*RECORDS SHOWN*
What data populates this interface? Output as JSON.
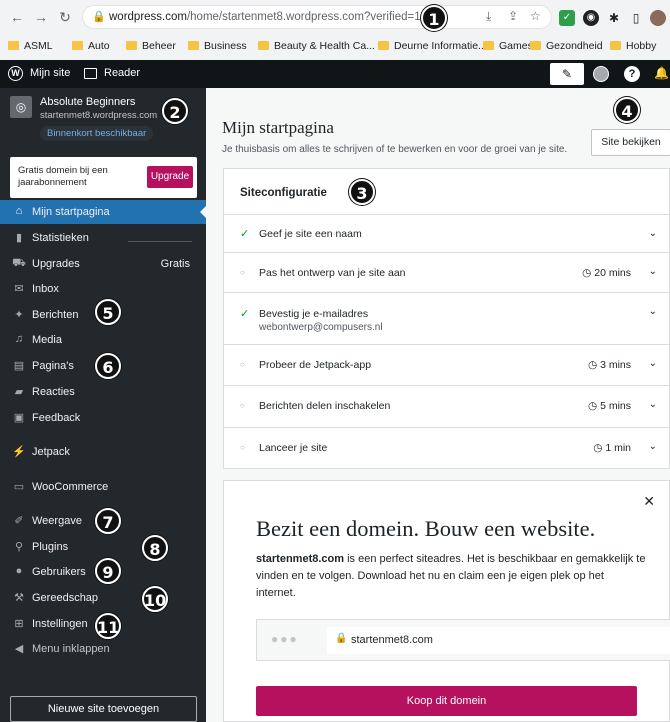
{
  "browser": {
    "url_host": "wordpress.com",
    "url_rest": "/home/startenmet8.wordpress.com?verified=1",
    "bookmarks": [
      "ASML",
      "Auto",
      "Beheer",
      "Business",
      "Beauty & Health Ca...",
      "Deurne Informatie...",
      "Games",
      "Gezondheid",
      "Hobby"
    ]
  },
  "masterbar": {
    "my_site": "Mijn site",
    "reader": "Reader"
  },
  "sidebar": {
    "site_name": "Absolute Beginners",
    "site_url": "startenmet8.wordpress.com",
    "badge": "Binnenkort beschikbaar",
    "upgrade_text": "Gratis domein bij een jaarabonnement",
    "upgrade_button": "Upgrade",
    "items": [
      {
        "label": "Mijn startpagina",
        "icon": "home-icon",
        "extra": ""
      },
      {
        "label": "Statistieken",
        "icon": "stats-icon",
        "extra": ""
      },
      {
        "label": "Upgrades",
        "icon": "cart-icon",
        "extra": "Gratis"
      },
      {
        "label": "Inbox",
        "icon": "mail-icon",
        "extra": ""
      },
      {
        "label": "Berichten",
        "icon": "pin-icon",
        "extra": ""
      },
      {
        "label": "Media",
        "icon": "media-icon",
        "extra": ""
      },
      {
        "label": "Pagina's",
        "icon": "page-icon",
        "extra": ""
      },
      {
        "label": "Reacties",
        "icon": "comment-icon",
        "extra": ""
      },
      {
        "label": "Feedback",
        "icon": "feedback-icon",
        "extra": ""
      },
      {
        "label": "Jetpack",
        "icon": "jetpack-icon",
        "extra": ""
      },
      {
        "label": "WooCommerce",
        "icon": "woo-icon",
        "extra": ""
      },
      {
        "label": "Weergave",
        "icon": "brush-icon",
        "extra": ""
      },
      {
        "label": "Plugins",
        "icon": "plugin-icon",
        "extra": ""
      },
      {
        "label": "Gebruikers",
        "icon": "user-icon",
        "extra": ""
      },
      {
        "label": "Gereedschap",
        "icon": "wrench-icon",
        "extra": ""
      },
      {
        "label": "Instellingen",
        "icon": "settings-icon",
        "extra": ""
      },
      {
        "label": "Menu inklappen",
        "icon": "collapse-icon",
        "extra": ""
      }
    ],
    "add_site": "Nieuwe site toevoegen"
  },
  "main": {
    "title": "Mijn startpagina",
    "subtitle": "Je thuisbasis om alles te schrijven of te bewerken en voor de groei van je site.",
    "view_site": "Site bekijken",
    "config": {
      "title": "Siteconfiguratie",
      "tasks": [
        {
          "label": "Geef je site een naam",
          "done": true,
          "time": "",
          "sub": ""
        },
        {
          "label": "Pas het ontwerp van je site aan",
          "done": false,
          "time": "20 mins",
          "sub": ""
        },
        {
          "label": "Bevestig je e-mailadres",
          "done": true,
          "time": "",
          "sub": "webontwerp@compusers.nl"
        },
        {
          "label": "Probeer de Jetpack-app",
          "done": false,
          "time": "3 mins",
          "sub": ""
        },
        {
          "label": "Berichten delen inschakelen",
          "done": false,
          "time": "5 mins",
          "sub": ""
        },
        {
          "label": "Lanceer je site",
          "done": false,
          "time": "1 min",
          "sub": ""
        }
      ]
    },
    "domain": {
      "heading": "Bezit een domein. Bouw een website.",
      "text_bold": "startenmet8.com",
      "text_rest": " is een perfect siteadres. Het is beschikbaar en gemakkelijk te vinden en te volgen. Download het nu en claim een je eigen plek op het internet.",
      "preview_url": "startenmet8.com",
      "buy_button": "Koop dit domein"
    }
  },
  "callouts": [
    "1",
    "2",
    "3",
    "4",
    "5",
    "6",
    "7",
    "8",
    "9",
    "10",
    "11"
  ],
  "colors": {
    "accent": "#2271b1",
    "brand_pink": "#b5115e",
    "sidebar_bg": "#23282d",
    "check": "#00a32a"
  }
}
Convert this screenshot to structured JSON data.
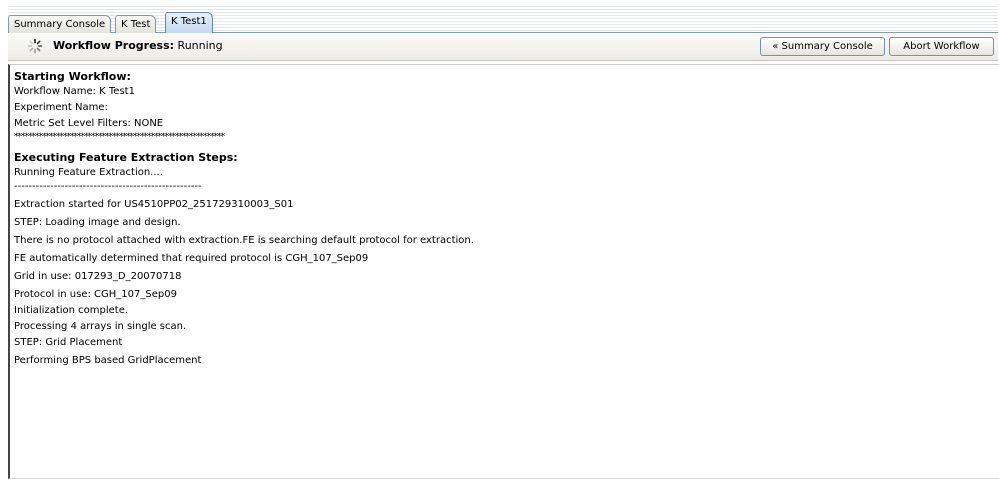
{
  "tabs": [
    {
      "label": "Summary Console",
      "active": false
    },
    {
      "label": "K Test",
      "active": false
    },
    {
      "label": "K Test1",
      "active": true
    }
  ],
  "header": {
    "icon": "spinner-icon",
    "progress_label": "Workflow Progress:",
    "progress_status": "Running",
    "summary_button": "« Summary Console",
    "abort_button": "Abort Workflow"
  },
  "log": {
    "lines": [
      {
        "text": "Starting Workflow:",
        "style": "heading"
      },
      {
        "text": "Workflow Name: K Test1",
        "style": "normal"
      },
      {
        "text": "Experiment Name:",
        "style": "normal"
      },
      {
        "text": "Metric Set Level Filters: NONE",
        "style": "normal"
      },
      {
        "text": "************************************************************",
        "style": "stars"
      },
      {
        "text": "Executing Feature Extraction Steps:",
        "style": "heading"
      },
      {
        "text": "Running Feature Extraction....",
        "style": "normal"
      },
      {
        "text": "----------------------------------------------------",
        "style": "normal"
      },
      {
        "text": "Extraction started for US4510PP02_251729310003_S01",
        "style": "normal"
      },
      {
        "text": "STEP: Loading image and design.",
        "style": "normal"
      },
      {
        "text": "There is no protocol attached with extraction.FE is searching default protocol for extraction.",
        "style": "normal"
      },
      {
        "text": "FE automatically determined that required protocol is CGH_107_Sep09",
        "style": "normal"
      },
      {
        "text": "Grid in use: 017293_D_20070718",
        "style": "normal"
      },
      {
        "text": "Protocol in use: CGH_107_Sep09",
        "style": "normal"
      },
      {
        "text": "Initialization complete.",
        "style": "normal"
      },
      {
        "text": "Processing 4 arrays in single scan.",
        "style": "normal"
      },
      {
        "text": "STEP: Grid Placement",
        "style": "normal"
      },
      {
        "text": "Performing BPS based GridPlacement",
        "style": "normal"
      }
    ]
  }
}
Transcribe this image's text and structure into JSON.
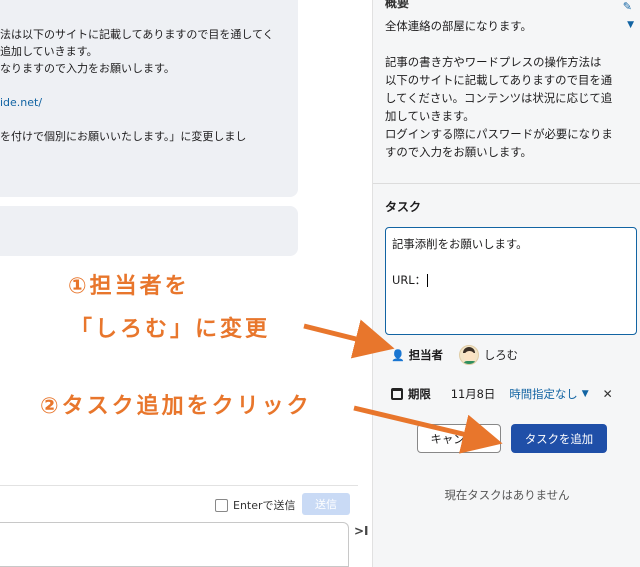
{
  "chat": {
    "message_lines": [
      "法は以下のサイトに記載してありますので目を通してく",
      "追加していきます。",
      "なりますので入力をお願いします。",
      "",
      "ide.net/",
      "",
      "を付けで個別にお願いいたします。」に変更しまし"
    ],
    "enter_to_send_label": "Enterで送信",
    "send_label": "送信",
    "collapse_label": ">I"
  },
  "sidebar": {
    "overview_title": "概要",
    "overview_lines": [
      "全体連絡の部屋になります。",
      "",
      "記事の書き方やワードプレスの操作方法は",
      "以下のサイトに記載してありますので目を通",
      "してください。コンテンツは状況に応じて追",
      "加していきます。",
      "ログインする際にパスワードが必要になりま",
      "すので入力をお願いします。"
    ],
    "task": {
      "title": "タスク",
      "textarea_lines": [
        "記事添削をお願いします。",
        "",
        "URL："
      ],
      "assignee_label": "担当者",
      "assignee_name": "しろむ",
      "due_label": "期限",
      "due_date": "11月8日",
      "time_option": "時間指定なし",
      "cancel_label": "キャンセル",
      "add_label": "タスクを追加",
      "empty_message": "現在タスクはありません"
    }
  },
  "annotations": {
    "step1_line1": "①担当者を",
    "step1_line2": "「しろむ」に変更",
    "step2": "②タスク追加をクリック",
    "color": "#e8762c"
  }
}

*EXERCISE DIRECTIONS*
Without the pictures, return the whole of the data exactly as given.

*RESULT FOR THIS TASK*
What data populates this interface? Output as JSON.
{
  "browser": {
    "url_host": "wordpress.com",
    "url_rest": "/home/startenmet8.wordpress.com?verified=1",
    "bookmarks": [
      "ASML",
      "Auto",
      "Beheer",
      "Business",
      "Beauty & Health Ca...",
      "Deurne Informatie...",
      "Games",
      "Gezondheid",
      "Hobby"
    ]
  },
  "masterbar": {
    "my_site": "Mijn site",
    "reader": "Reader"
  },
  "sidebar": {
    "site_name": "Absolute Beginners",
    "site_url": "startenmet8.wordpress.com",
    "badge": "Binnenkort beschikbaar",
    "upgrade_text": "Gratis domein bij een jaarabonnement",
    "upgrade_button": "Upgrade",
    "items": [
      {
        "label": "Mijn startpagina",
        "icon": "home-icon",
        "extra": ""
      },
      {
        "label": "Statistieken",
        "icon": "stats-icon",
        "extra": ""
      },
      {
        "label": "Upgrades",
        "icon": "cart-icon",
        "extra": "Gratis"
      },
      {
        "label": "Inbox",
        "icon": "mail-icon",
        "extra": ""
      },
      {
        "label": "Berichten",
        "icon": "pin-icon",
        "extra": ""
      },
      {
        "label": "Media",
        "icon": "media-icon",
        "extra": ""
      },
      {
        "label": "Pagina's",
        "icon": "page-icon",
        "extra": ""
      },
      {
        "label": "Reacties",
        "icon": "comment-icon",
        "extra": ""
      },
      {
        "label": "Feedback",
        "icon": "feedback-icon",
        "extra": ""
      },
      {
        "label": "Jetpack",
        "icon": "jetpack-icon",
        "extra": ""
      },
      {
        "label": "WooCommerce",
        "icon": "woo-icon",
        "extra": ""
      },
      {
        "label": "Weergave",
        "icon": "brush-icon",
        "extra": ""
      },
      {
        "label": "Plugins",
        "icon": "plugin-icon",
        "extra": ""
      },
      {
        "label": "Gebruikers",
        "icon": "user-icon",
        "extra": ""
      },
      {
        "label": "Gereedschap",
        "icon": "wrench-icon",
        "extra": ""
      },
      {
        "label": "Instellingen",
        "icon": "settings-icon",
        "extra": ""
      },
      {
        "label": "Menu inklappen",
        "icon": "collapse-icon",
        "extra": ""
      }
    ],
    "add_site": "Nieuwe site toevoegen"
  },
  "main": {
    "title": "Mijn startpagina",
    "subtitle": "Je thuisbasis om alles te schrijven of te bewerken en voor de groei van je site.",
    "view_site": "Site bekijken",
    "config": {
      "title": "Siteconfiguratie",
      "tasks": [
        {
          "label": "Geef je site een naam",
          "done": true,
          "time": "",
          "sub": ""
        },
        {
          "label": "Pas het ontwerp van je site aan",
          "done": false,
          "time": "20 mins",
          "sub": ""
        },
        {
          "label": "Bevestig je e-mailadres",
          "done": true,
          "time": "",
          "sub": "webontwerp@compusers.nl"
        },
        {
          "label": "Probeer de Jetpack-app",
          "done": false,
          "time": "3 mins",
          "sub": ""
        },
        {
          "label": "Berichten delen inschakelen",
          "done": false,
          "time": "5 mins",
          "sub": ""
        },
        {
          "label": "Lanceer je site",
          "done": false,
          "time": "1 min",
          "sub": ""
        }
      ]
    },
    "domain": {
      "heading": "Bezit een domein. Bouw een website.",
      "text_bold": "startenmet8.com",
      "text_rest": " is een perfect siteadres. Het is beschikbaar en gemakkelijk te vinden en te volgen. Download het nu en claim een je eigen plek op het internet.",
      "preview_url": "startenmet8.com",
      "buy_button": "Koop dit domein"
    }
  },
  "callouts": [
    "1",
    "2",
    "3",
    "4",
    "5",
    "6",
    "7",
    "8",
    "9",
    "10",
    "11"
  ],
  "colors": {
    "accent": "#2271b1",
    "brand_pink": "#b5115e",
    "sidebar_bg": "#23282d",
    "check": "#00a32a"
  }
}
Convert this screenshot to structured JSON data.
{
  "tabs": [
    {
      "label": "Summary Console",
      "active": false
    },
    {
      "label": "K Test",
      "active": false
    },
    {
      "label": "K Test1",
      "active": true
    }
  ],
  "header": {
    "icon": "spinner-icon",
    "progress_label": "Workflow Progress:",
    "progress_status": "Running",
    "summary_button": "« Summary Console",
    "abort_button": "Abort Workflow"
  },
  "log": {
    "lines": [
      {
        "text": "Starting Workflow:",
        "style": "heading"
      },
      {
        "text": "Workflow Name: K Test1",
        "style": "normal"
      },
      {
        "text": "Experiment Name:",
        "style": "normal"
      },
      {
        "text": "Metric Set Level Filters: NONE",
        "style": "normal"
      },
      {
        "text": "************************************************************",
        "style": "stars"
      },
      {
        "text": "Executing Feature Extraction Steps:",
        "style": "heading"
      },
      {
        "text": "Running Feature Extraction....",
        "style": "normal"
      },
      {
        "text": "----------------------------------------------------",
        "style": "normal"
      },
      {
        "text": "Extraction started for US4510PP02_251729310003_S01",
        "style": "normal"
      },
      {
        "text": "STEP: Loading image and design.",
        "style": "normal"
      },
      {
        "text": "There is no protocol attached with extraction.FE is searching default protocol for extraction.",
        "style": "normal"
      },
      {
        "text": "FE automatically determined that required protocol is CGH_107_Sep09",
        "style": "normal"
      },
      {
        "text": "Grid in use: 017293_D_20070718",
        "style": "normal"
      },
      {
        "text": "Protocol in use: CGH_107_Sep09",
        "style": "normal"
      },
      {
        "text": "Initialization complete.",
        "style": "normal"
      },
      {
        "text": "Processing 4 arrays in single scan.",
        "style": "normal"
      },
      {
        "text": "STEP: Grid Placement",
        "style": "normal"
      },
      {
        "text": "Performing BPS based GridPlacement",
        "style": "normal"
      }
    ]
  }
}
Transcribe this image's text and structure into JSON.
{
  "chat": {
    "message_lines": [
      "法は以下のサイトに記載してありますので目を通してく",
      "追加していきます。",
      "なりますので入力をお願いします。",
      "",
      "ide.net/",
      "",
      "を付けで個別にお願いいたします。」に変更しまし"
    ],
    "enter_to_send_label": "Enterで送信",
    "send_label": "送信",
    "collapse_label": ">I"
  },
  "sidebar": {
    "overview_title": "概要",
    "overview_lines": [
      "全体連絡の部屋になります。",
      "",
      "記事の書き方やワードプレスの操作方法は",
      "以下のサイトに記載してありますので目を通",
      "してください。コンテンツは状況に応じて追",
      "加していきます。",
      "ログインする際にパスワードが必要になりま",
      "すので入力をお願いします。"
    ],
    "task": {
      "title": "タスク",
      "textarea_lines": [
        "記事添削をお願いします。",
        "",
        "URL："
      ],
      "assignee_label": "担当者",
      "assignee_name": "しろむ",
      "due_label": "期限",
      "due_date": "11月8日",
      "time_option": "時間指定なし",
      "cancel_label": "キャンセル",
      "add_label": "タスクを追加",
      "empty_message": "現在タスクはありません"
    }
  },
  "annotations": {
    "step1_line1": "①担当者を",
    "step1_line2": "「しろむ」に変更",
    "step2": "②タスク追加をクリック",
    "color": "#e8762c"
  }
}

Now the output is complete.